What’s more, Kresic says, recent spikes in bond prices induced by investors’ widespread flight from stocks are not necessarily the peak of the bond market: “Bond prices and yields tend to move in long waves. I am not convinced that we are at the peak of the bond market yet. It could run for a few more years.”

That would mean that long bonds, in particular, could produce good returns — especially if economic recovery falters and inflation declines.

Indeed, in late October, the Bank of Canada had predicted that inflation numbers are on a downward path. Low rates, therefore, are sustainable for what could be another two years.

Low inflation rates raise the bottom-line issue of what is a good return. Says Kresic: “I am comfortable taking a 5% return on a bond portfolio, even if I could get 7% with a lot more risk on stocks.”

And that is really the point. As Huston Loke, president of DBRS Ltd. in Toronto, says: “Flat is the new up.”

In other words, in a world that is experiencing a crisis of confidence, solid bonds that hold their value, pay at least enough to cover inflation (and maybe a couple of percentage points more) and that can be sold at an instant for cash — perhaps to return to stocks when there is a market recovery — make a lot of sense.

For your clients, corporate bonds, which, when held in a well-diversified portfolio, have risks not much greater than any Canada or provincial bond. But diversification is costly if it means buying small lots of bond issues. So, portfolios of bonds using managed funds or ETFs make sense for most retail investors.

In addition, managed funds can boost returns by the use of trading strategies that an individual client would find hard to match. Says Michael McHugh, vice president of fixed-income and a portfolio manager who runs fixed-income investments for Toronto-based Dynamic Mutual Funds Ltd.: “Trading strategies will be the only way to add value in this market.”

ETFs, although usually strategy-neutral, are the middle course — able to profit from the continuing crisis of confidence in capital markets for very low costs.
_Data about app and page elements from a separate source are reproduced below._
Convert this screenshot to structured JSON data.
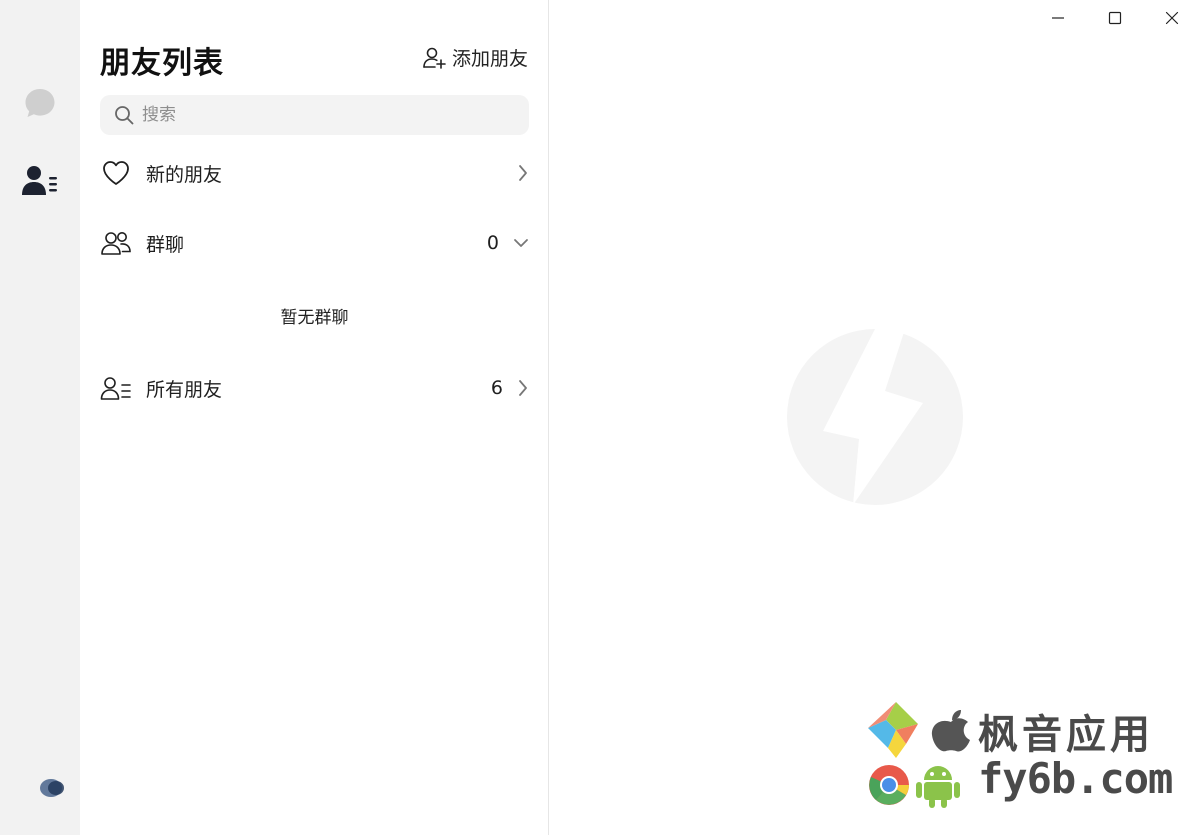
{
  "panel": {
    "title": "朋友列表",
    "add_friend_label": "添加朋友",
    "search_placeholder": "搜索"
  },
  "rows": {
    "new_friends": {
      "label": "新的朋友"
    },
    "group_chat": {
      "label": "群聊",
      "count": "0",
      "empty_text": "暂无群聊"
    },
    "all_friends": {
      "label": "所有朋友",
      "count": "6"
    }
  },
  "watermark": {
    "text_cn": "枫音应用",
    "text_url": "fy6b.com"
  },
  "icons": {
    "rail": [
      "chat-bubble-icon",
      "contacts-icon"
    ],
    "window": [
      "minimize-icon",
      "maximize-icon",
      "close-icon"
    ]
  },
  "colors": {
    "rail_bg": "#f2f2f2",
    "search_bg": "#f3f3f3",
    "text": "#1f1f1f",
    "divider": "#e6e6e6",
    "logo": "#f4f4f4"
  }
}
Retail clients seldom have access to the strategies used by professional bond traders, so low-cost funds are typically best for retail clients.

“We are putting our clients at least partly in fixed-income,” says Adrian Mastracci, president of portfolio-management firm KCM Wealth Management Inc. in Vancouver. “We look not just at return but also at how much risk clients can handle.

“Bonds temper that risk,” he adds, “and investments such as bond mutual funds with reasonable fees and bond ETFs with low fees are good ways to reduce the total risk in a portfolio.”  IE